- Overlooked signs the US housing market is turning. In the Sacramento Delta suburbs east of San Francisco - where home prices soared and fell as viciously as anywhere in the country - a housing market rebound is feverishly under way.
- The Obama administration will announce plans today to tighten scrutiny of mountaintop coal mining, in an effort to reduce environmental damage from operations that shear off peaks and fill Appalachian valleys, federal officials said.
- President Barack Obama Thursday made his strongest pitch yet for sweeping health-care reform by year’s end, drawing on campaign-style tactics and rhetoric and taking sharp aim at critics of his proposed “public option” plan. In remarks prepared for a town meeting here at Southwest High School, the president said he believes “strongly” that health care reform should include “a public insurance option.” “If the private insurance companies have to compete with a public option, it will keep them honest and help keep prices down,” Obama said.
- Thursday, Chindex International Inc. (CHDX), a U.S.-based healthcare company with main operations in China, reported a profit in its fourth quarter, compared to prior year's loss, boosted by strong revenues mainly from Medical Products division. Revenue for the fourth quarter increased 72% to $59.66 million from $34.62 million last year. Quarterly revenue from the Medical Products division surged 130% year-over-year to $39.5 million, and revenue from the Healthcare Services division increased 16% to $20.2 million. According to the company, the revenue growth reflected the recognition of revenue for certain government-backed loan programs, as well as higher medical products sales such as daVinci units, and growth in inpatient and outpatient revenues in the hospital division.
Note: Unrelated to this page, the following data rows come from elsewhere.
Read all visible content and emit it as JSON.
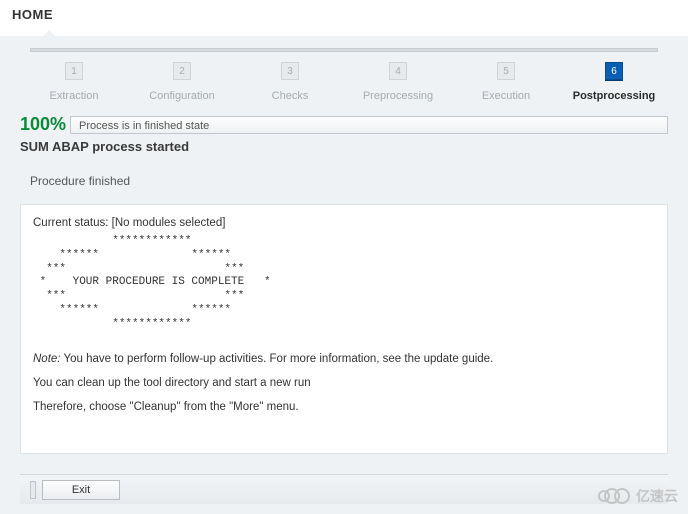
{
  "nav": {
    "home": "HOME"
  },
  "stepper": {
    "steps": [
      {
        "num": "1",
        "label": "Extraction"
      },
      {
        "num": "2",
        "label": "Configuration"
      },
      {
        "num": "3",
        "label": "Checks"
      },
      {
        "num": "4",
        "label": "Preprocessing"
      },
      {
        "num": "5",
        "label": "Execution"
      },
      {
        "num": "6",
        "label": "Postprocessing"
      }
    ],
    "active_index": 5
  },
  "progress": {
    "percent": "100%",
    "message": "Process is in finished state"
  },
  "headings": {
    "subtitle": "SUM ABAP process started",
    "procedure": "Procedure finished"
  },
  "status": {
    "prefix": "Current status: ",
    "value": "[No modules selected]"
  },
  "ascii_art": "            ************\n    ******              ******\n  ***                        ***\n *    YOUR PROCEDURE IS COMPLETE   *\n  ***                        ***\n    ******              ******\n            ************",
  "notes": {
    "note_label": "Note:",
    "note_text": " You have to perform follow-up activities. For more information, see the update guide.",
    "cleanup1": "You can clean up the tool directory and start a new run",
    "cleanup2": "Therefore, choose \"Cleanup\" from the \"More\" menu."
  },
  "footer": {
    "exit": "Exit"
  },
  "watermark": "亿速云"
}
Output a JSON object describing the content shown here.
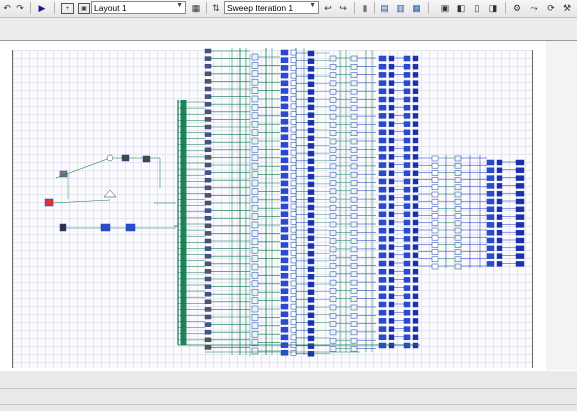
{
  "toolbar": {
    "layout_select": "Layout 1",
    "sweep_select": "Sweep Iteration 1"
  },
  "diagram": {
    "wire_color_main": "#0a7a4a",
    "wire_color_blue": "#1a2fc0",
    "component_color": "#1f3fbf"
  }
}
- Iraq’s South Oil Co. is seeking to boost crude output by as much as 500,000 barrels a day by 2012, citing the company’s new head Fayad al-Nema. South Oil, which exports about 1.5 million barrels of oil a day through the southern port of Basra, is in talks with companies such as Halliburton Co., Schlumberger Ltd., Baker Hughes Inc. and Weatherford International Ltd. to boost production.
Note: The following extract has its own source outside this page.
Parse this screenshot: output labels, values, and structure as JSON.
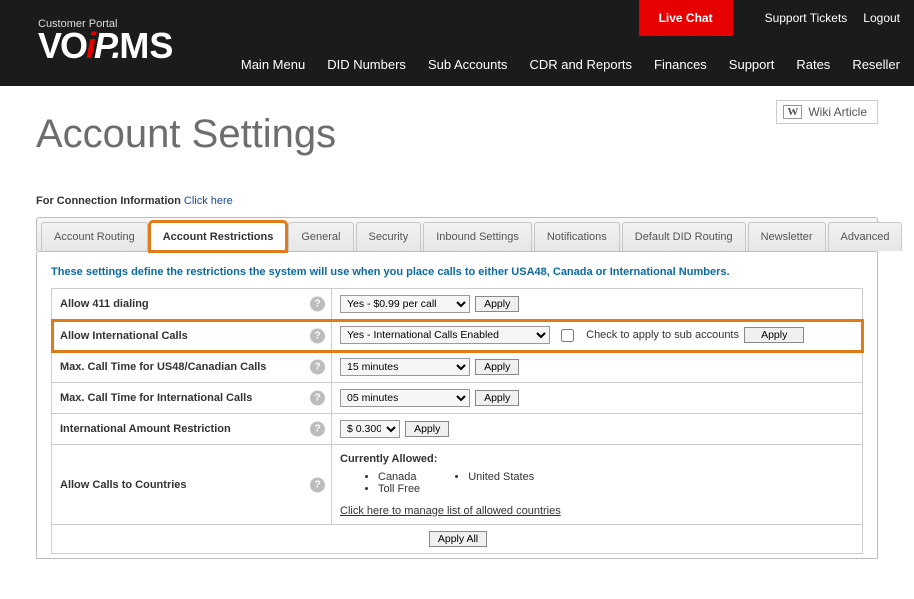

- Qualcomm Inc (QCOM) raised its current-quarter profit and revenue targets on stronger sales of mobile phone chips, but its warning that shipments would fall next quarter dampened investor enthusiasm.
- Ford Motor Co (F) Chief Executive Alan Mulally said on Thursday that the U.S. economy is on the right track to begin improving in the second half of the year."We think we are right on track to start this recovery in the second half," Mulally told reporters on the sidelines of an an event promoting the Taurus sedan.
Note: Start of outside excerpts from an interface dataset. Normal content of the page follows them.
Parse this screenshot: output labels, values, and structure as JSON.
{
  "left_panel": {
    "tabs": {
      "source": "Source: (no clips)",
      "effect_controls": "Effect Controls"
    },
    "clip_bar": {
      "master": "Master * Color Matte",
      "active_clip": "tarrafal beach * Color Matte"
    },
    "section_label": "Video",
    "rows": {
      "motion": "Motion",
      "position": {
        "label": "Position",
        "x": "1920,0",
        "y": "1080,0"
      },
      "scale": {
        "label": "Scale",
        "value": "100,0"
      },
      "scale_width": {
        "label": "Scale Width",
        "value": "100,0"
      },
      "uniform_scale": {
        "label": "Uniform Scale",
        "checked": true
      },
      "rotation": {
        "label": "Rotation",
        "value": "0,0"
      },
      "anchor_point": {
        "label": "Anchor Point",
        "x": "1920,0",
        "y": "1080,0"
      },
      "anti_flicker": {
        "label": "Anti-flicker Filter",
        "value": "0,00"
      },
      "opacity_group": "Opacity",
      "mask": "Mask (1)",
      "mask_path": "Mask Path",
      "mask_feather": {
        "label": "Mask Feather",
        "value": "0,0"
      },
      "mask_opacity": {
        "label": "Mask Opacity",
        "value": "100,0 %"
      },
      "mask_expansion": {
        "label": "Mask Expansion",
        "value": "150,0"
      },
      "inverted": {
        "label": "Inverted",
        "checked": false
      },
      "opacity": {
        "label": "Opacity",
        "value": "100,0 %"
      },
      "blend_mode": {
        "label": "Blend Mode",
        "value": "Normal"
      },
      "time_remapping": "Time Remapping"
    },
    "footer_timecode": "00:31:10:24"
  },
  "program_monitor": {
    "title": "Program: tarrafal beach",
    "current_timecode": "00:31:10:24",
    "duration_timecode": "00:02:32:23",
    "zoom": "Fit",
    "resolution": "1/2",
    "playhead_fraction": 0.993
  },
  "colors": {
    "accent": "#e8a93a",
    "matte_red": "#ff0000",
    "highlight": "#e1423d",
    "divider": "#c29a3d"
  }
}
- The two primary U.S. financial market regulators are drafting legislation to implement the Obama administration's proposed crackdown on over-the-counter derivatives, said sources familiar with discussions at the agencies late on Wednesday. In another sign that a merger is unlikely between the Securities and Exchange Commission and the Commodity Futures Trading Commission, the sources said the agencies could split oversight of OTC derivatives under the legal language they are working on for eventual submission to Congress. The SEC, the larger and older of the two agencies, may take charge of regulating credit default swaps, a type of OTC derivative, for publicly traded companies, one source said.
- The International Monetary Fund has raised its global growth estimates for 2010 to 2.4 percent from 1.9 percent in April because of stimulus measures taken in recent months, a G8 source who has seen the latest figures said. The recovery will be gradual, however, and the risks to the outlook are on the downside, the source told Reuters on Thursday, speaking on condition of anonymity.
FinanzNachrichten.de:- BHP Billiton(BHP) and Japanese steelmakers including Nippon Steel Corp and JFE Holdings Inc have agreed to about a 33 percent cut in the 2009 iron ore price, a source familiar with the matter said on Thursday.